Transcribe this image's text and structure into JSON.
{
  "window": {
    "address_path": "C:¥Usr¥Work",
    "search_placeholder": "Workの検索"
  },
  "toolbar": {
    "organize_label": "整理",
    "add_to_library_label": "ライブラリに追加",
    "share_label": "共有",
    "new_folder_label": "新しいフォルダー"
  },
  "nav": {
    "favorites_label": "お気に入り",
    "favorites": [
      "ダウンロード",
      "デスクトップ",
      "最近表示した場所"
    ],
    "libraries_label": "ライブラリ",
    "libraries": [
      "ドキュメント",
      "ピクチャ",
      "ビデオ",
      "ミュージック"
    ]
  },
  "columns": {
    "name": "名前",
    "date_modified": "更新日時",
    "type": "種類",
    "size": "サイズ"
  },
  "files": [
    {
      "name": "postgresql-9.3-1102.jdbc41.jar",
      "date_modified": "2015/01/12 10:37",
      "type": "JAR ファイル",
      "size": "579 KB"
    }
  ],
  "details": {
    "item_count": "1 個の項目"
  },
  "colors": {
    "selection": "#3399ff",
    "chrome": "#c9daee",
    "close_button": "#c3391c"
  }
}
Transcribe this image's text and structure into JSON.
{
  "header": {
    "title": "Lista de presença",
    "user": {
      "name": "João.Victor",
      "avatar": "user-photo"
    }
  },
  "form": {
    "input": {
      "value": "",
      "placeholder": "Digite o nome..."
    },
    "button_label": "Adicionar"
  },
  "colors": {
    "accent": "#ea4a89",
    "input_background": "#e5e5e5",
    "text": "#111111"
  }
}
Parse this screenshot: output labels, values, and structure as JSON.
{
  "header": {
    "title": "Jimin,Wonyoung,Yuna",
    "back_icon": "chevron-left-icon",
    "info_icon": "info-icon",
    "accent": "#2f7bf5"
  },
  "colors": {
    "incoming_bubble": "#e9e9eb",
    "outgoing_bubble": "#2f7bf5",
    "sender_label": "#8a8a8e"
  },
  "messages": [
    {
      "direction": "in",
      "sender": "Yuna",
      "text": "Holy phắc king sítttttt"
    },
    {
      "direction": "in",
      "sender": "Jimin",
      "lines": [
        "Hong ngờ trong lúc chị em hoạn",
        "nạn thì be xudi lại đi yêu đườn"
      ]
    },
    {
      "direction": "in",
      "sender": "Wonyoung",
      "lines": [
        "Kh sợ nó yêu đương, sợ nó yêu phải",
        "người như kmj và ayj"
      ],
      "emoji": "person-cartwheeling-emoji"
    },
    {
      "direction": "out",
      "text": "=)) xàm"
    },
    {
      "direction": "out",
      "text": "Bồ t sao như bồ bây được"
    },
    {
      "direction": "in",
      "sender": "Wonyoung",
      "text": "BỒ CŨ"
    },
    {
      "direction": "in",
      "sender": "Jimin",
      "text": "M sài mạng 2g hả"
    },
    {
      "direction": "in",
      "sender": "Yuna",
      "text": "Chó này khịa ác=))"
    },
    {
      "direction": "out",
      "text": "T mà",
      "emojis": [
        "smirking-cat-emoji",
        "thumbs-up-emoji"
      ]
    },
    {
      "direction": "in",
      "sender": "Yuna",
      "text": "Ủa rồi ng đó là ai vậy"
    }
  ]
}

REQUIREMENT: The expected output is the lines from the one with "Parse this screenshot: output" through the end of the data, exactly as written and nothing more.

OUTPUT OF THE TASK:
Parse this screenshot: output labels, values, and structure as JSON.
{
  "header": {
    "title": "Jimin,Wonyoung,Yuna",
    "back_icon": "chevron-left-icon",
    "info_icon": "info-icon",
    "accent": "#2f7bf5"
  },
  "colors": {
    "incoming_bubble": "#e9e9eb",
    "outgoing_bubble": "#2f7bf5",
    "sender_label": "#8a8a8e"
  },
  "messages": [
    {
      "direction": "in",
      "sender": "Yuna",
      "text": "Holy phắc king sítttttt"
    },
    {
      "direction": "in",
      "sender": "Jimin",
      "lines": [
        "Hong ngờ trong lúc chị em hoạn",
        "nạn thì be xudi lại đi yêu đườn"
      ]
    },
    {
      "direction": "in",
      "sender": "Wonyoung",
      "lines": [
        "Kh sợ nó yêu đương, sợ nó yêu phải",
        "người như kmj và ayj"
      ],
      "emoji": "person-cartwheeling-emoji"
    },
    {
      "direction": "out",
      "text": "=)) xàm"
    },
    {
      "direction": "out",
      "text": "Bồ t sao như bồ bây được"
    },
    {
      "direction": "in",
      "sender": "Wonyoung",
      "text": "BỒ CŨ"
    },
    {
      "direction": "in",
      "sender": "Jimin",
      "text": "M sài mạng 2g hả"
    },
    {
      "direction": "in",
      "sender": "Yuna",
      "text": "Chó này khịa ác=))"
    },
    {
      "direction": "out",
      "text": "T mà",
      "emojis": [
        "smirking-cat-emoji",
        "thumbs-up-emoji"
      ]
    },
    {
      "direction": "in",
      "sender": "Yuna",
      "text": "Ủa rồi ng đó là ai vậy"
    }
  ]
}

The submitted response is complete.